### Goal of the exercise
Which lines of the data contain the string "pairs"? Copy every one.

### Data provided
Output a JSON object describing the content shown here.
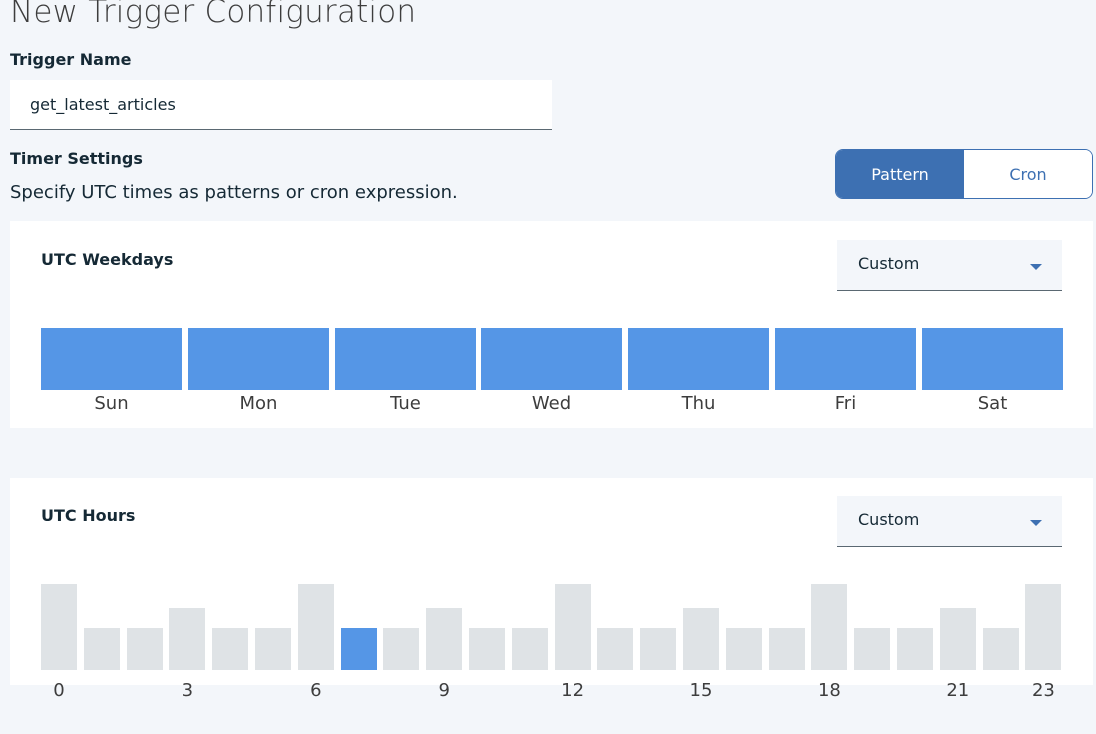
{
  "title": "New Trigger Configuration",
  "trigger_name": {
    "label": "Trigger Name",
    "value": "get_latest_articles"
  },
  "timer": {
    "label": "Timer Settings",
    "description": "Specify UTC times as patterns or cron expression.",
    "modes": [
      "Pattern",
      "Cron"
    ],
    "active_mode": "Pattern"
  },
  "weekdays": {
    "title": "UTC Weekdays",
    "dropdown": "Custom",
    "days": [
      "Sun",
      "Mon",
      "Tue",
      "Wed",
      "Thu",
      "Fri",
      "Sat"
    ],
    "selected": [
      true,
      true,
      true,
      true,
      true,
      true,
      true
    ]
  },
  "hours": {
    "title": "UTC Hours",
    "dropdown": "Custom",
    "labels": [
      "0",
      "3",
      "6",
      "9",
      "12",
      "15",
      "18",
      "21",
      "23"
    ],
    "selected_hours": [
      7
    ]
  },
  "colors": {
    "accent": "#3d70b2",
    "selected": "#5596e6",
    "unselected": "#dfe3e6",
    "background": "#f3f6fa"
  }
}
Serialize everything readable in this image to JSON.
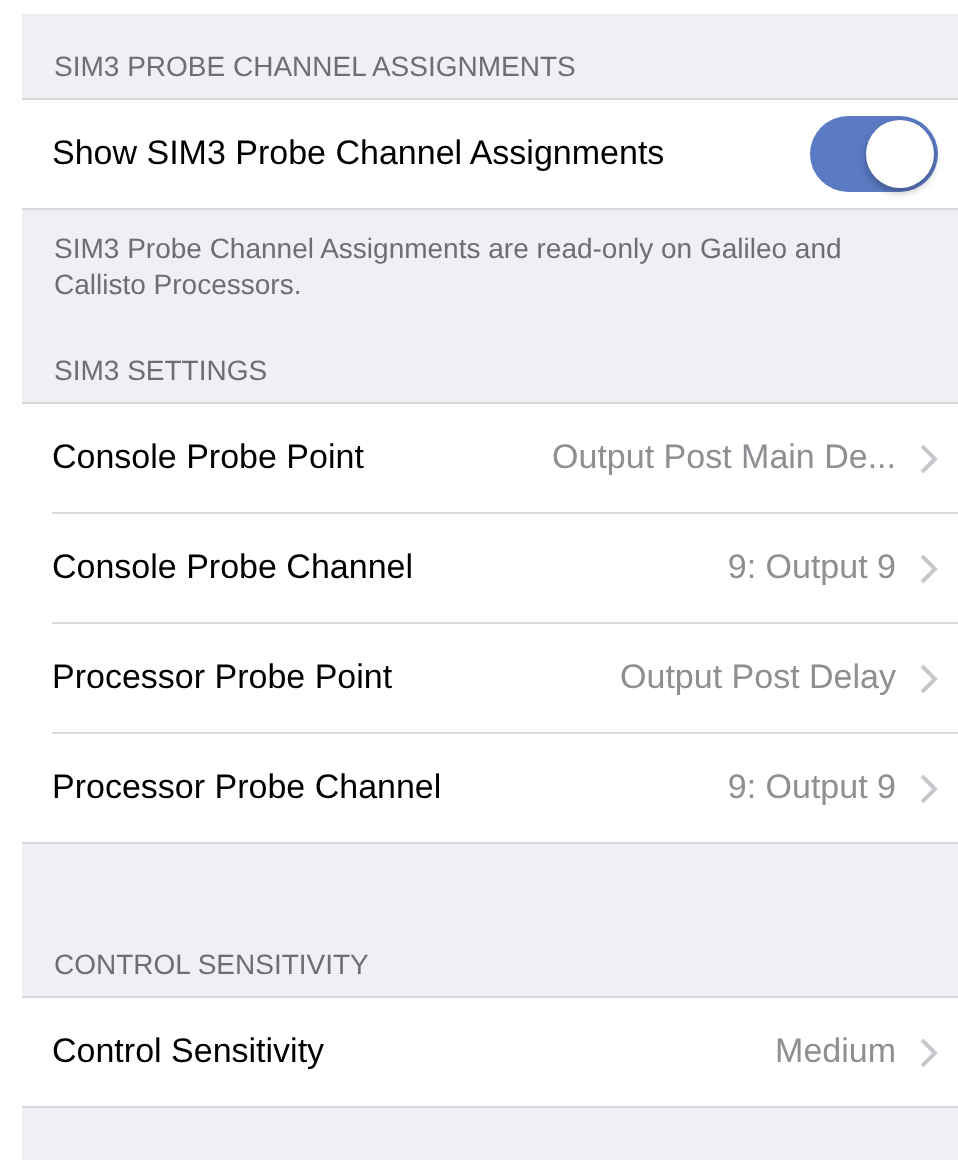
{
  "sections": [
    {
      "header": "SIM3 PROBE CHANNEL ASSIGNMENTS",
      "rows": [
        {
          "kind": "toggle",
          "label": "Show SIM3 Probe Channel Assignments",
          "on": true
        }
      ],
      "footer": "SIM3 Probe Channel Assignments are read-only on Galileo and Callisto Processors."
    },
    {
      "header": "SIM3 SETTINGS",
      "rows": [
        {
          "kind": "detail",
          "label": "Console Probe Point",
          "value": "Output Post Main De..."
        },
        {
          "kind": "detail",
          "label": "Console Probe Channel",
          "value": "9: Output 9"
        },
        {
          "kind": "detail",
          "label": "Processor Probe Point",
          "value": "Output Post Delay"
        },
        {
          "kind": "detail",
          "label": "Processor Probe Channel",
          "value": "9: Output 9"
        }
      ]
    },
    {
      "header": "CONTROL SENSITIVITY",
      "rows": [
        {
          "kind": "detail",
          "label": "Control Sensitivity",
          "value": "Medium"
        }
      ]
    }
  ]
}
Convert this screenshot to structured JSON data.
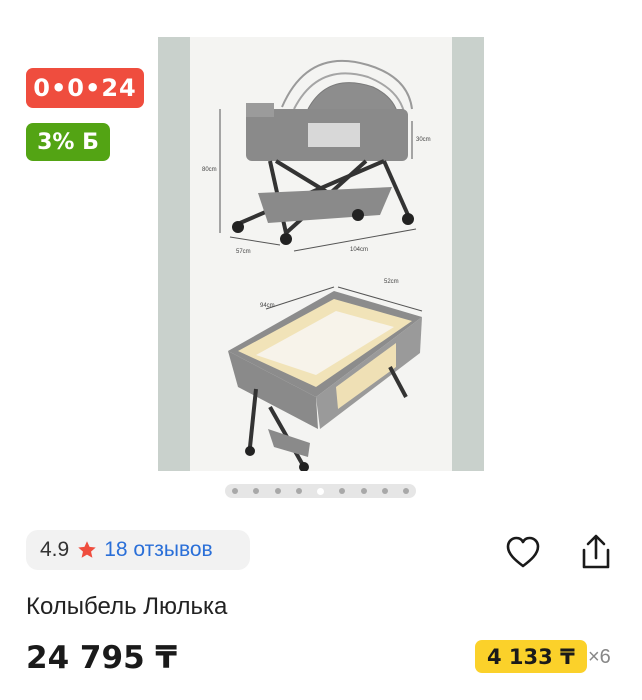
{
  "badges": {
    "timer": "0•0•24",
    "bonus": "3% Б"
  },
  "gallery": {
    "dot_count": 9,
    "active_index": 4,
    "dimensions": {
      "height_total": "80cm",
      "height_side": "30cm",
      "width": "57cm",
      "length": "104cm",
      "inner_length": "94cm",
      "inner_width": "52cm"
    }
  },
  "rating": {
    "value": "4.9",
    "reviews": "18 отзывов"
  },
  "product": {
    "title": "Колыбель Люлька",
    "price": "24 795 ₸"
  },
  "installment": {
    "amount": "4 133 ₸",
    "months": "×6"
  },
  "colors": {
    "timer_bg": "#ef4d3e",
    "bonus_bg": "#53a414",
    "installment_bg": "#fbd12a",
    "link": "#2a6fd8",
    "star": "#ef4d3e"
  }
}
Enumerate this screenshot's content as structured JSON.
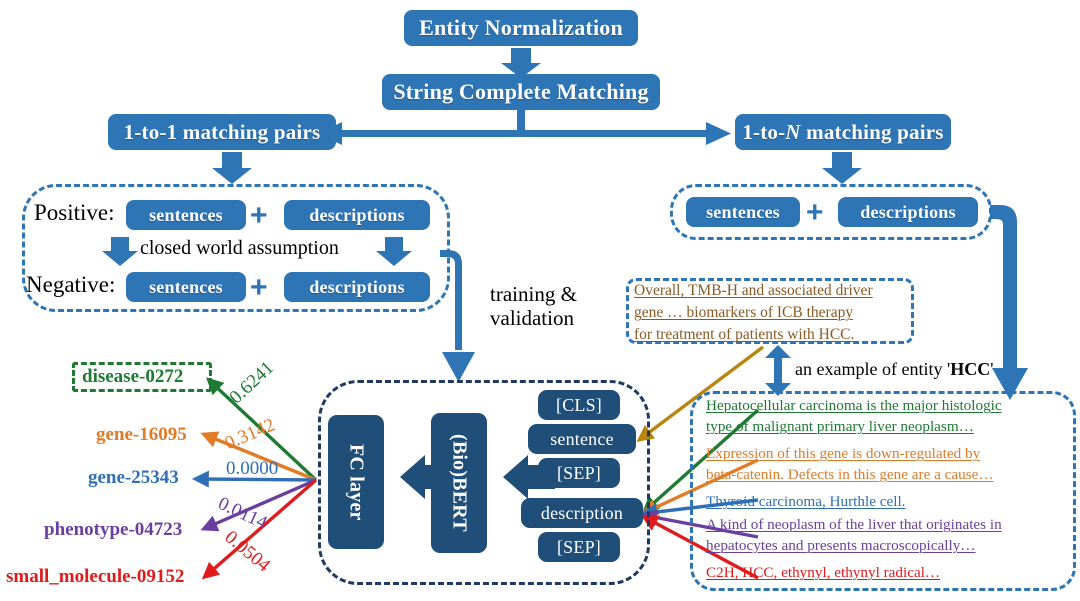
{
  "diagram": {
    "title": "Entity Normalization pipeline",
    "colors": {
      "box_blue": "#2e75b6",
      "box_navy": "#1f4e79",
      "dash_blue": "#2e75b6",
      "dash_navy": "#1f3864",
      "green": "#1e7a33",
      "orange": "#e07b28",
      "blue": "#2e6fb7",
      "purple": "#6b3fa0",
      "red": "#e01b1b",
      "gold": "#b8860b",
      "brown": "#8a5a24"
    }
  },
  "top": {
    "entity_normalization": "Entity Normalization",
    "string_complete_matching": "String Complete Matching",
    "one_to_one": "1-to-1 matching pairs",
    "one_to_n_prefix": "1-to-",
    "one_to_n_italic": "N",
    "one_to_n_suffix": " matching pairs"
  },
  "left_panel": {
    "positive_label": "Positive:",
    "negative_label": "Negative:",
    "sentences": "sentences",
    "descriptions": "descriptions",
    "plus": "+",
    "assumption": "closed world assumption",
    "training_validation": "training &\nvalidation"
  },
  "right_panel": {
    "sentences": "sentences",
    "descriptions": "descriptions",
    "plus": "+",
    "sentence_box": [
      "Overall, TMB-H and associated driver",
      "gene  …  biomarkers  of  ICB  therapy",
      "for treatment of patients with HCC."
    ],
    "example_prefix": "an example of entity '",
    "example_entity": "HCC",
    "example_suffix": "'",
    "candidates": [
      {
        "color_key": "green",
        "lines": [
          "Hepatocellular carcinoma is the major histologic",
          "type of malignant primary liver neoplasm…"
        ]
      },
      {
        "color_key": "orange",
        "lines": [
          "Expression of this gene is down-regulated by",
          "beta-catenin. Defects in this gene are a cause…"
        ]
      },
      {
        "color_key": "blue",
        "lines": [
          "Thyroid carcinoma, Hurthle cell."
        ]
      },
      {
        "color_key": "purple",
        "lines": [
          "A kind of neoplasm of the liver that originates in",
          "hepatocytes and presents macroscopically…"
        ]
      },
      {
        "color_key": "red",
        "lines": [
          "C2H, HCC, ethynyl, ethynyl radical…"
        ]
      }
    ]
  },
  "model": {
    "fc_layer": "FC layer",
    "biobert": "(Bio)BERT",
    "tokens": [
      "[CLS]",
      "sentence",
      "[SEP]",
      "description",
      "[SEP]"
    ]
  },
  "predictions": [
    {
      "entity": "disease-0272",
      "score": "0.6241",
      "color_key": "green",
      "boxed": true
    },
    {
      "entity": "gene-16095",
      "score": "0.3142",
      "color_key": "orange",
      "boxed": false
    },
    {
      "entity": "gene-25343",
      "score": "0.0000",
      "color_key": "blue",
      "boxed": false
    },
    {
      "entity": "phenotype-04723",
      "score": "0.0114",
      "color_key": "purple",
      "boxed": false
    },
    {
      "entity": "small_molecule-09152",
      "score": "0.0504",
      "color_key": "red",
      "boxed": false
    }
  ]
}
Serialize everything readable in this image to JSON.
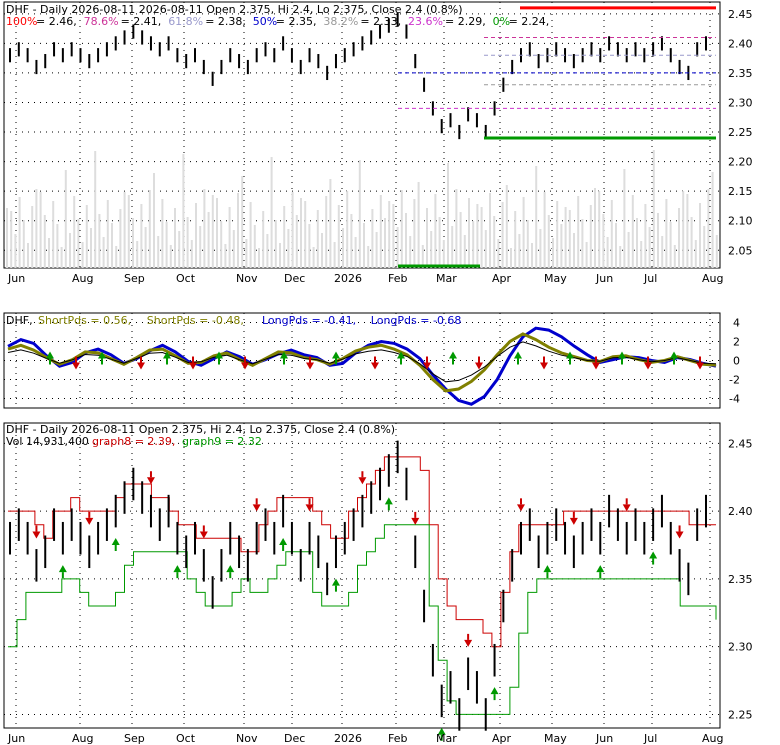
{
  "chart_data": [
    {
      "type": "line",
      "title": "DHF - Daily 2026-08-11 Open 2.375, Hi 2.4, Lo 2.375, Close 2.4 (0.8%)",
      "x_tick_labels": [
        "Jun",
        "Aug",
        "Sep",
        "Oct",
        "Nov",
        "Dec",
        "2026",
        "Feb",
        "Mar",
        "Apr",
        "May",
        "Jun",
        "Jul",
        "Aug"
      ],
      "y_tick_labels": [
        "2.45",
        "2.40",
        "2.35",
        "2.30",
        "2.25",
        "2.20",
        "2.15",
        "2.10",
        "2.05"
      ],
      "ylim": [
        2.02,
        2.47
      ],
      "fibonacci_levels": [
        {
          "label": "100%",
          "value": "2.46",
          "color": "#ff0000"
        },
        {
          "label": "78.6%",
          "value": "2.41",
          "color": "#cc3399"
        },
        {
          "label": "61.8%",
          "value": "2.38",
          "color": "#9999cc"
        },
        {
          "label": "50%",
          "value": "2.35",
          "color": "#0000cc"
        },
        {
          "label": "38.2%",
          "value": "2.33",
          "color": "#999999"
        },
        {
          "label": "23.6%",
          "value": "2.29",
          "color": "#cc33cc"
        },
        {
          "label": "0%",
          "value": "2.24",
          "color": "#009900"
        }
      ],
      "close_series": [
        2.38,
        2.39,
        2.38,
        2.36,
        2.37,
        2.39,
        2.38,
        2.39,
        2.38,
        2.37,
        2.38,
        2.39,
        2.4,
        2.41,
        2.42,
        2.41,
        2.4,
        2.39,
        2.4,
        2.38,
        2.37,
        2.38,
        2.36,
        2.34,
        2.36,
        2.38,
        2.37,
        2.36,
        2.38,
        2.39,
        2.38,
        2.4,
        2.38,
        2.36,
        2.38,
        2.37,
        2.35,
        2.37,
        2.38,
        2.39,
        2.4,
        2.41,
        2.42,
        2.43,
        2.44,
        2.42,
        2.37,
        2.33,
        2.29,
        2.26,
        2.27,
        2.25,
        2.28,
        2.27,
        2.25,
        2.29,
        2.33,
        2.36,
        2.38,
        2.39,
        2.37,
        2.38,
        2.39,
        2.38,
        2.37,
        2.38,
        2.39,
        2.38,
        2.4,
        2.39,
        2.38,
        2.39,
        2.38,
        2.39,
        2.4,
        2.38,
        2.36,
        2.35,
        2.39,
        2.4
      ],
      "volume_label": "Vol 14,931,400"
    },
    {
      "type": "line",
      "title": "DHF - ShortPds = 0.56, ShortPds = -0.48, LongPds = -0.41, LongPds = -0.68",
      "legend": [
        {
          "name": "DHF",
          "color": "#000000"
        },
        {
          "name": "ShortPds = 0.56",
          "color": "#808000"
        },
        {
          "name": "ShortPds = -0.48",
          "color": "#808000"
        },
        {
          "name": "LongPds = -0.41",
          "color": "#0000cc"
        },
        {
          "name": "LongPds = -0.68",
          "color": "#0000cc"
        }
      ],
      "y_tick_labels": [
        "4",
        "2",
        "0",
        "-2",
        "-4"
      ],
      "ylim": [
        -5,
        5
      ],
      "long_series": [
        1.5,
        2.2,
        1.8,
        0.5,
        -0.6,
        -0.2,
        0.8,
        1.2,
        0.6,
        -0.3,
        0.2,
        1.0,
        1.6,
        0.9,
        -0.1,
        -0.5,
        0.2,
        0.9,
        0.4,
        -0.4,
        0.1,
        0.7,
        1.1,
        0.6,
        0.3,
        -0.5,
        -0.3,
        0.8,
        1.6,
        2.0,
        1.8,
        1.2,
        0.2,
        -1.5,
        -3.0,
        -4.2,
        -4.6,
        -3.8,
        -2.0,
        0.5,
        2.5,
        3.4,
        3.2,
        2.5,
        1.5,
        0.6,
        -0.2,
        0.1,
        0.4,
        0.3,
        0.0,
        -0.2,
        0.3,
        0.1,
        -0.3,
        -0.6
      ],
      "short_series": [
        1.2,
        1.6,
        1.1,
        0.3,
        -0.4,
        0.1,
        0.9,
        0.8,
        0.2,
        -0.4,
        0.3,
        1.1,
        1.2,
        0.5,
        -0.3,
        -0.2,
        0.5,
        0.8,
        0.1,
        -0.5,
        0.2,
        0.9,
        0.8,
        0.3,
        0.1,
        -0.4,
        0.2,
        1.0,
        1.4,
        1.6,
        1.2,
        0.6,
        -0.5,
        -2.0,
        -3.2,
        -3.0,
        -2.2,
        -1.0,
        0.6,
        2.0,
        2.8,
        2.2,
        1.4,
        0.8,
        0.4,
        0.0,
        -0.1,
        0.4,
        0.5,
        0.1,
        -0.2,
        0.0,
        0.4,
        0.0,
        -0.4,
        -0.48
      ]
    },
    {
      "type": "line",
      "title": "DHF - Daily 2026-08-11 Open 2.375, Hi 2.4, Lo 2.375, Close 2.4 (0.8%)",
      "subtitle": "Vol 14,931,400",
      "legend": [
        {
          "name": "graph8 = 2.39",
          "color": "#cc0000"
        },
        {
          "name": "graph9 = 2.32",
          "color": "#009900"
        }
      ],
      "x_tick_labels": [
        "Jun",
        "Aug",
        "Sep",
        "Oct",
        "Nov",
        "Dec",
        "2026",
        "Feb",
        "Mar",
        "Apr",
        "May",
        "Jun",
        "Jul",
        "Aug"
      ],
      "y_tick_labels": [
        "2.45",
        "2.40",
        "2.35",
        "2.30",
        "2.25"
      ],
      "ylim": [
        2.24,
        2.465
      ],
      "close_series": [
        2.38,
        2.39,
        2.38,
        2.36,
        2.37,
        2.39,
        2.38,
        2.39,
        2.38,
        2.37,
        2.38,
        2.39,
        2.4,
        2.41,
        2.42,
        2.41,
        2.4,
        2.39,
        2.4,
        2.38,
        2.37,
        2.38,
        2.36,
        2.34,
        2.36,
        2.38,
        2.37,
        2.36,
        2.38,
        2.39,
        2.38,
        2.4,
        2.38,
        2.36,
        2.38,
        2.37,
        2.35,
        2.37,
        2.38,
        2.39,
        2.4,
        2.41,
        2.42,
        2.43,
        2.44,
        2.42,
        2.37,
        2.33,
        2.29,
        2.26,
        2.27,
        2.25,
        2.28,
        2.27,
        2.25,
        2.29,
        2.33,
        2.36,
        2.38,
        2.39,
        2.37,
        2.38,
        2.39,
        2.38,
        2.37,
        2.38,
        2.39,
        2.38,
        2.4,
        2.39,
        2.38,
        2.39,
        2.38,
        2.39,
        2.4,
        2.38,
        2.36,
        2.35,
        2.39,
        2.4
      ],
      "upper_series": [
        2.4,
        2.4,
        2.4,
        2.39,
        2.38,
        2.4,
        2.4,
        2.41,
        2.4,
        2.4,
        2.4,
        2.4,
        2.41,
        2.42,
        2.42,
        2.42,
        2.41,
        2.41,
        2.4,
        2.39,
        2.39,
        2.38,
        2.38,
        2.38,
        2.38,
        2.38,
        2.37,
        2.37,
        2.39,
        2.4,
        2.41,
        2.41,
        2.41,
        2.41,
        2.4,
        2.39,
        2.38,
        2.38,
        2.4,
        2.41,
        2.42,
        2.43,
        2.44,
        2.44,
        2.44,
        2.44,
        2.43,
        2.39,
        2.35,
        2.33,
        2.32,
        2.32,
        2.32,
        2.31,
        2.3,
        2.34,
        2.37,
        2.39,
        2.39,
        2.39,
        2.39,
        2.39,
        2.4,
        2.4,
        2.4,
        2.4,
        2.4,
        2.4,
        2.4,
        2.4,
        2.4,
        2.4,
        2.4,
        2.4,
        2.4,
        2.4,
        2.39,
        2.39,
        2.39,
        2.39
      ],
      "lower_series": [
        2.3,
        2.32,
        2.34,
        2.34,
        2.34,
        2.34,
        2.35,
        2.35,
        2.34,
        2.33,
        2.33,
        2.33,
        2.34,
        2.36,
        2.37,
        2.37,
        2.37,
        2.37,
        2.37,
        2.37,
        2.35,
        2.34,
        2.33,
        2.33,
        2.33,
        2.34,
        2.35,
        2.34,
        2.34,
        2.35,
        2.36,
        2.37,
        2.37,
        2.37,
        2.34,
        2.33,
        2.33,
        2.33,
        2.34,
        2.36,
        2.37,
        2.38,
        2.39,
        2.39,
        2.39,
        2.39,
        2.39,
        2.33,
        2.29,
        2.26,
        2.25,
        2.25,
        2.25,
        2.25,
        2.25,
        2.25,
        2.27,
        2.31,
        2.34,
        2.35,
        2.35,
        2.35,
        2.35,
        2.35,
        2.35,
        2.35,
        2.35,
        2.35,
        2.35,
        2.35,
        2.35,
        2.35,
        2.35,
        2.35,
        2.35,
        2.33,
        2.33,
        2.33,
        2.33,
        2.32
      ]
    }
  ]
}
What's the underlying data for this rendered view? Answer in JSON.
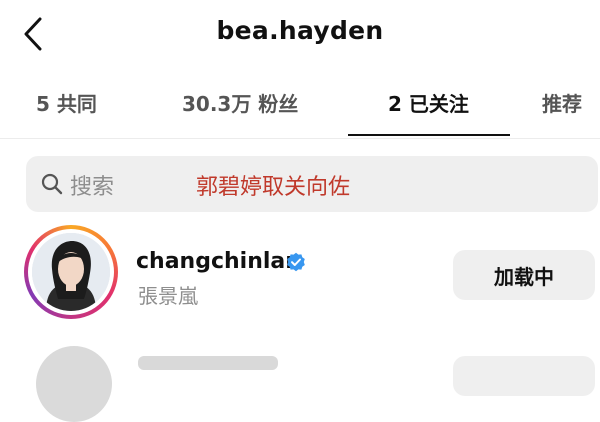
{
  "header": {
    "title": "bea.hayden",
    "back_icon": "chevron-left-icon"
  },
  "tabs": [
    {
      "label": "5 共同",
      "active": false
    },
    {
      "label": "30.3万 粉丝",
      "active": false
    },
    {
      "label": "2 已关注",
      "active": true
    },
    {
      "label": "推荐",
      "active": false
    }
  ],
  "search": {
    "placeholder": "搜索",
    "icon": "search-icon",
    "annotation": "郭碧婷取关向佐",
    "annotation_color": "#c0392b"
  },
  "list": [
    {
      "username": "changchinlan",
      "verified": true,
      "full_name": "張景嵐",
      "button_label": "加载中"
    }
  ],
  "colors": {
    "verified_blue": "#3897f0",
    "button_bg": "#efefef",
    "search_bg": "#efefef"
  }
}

### Answer space
    "one_to_one": "1-to-1 matching pairs",
    "one_to_n_suffix": " matching pairs"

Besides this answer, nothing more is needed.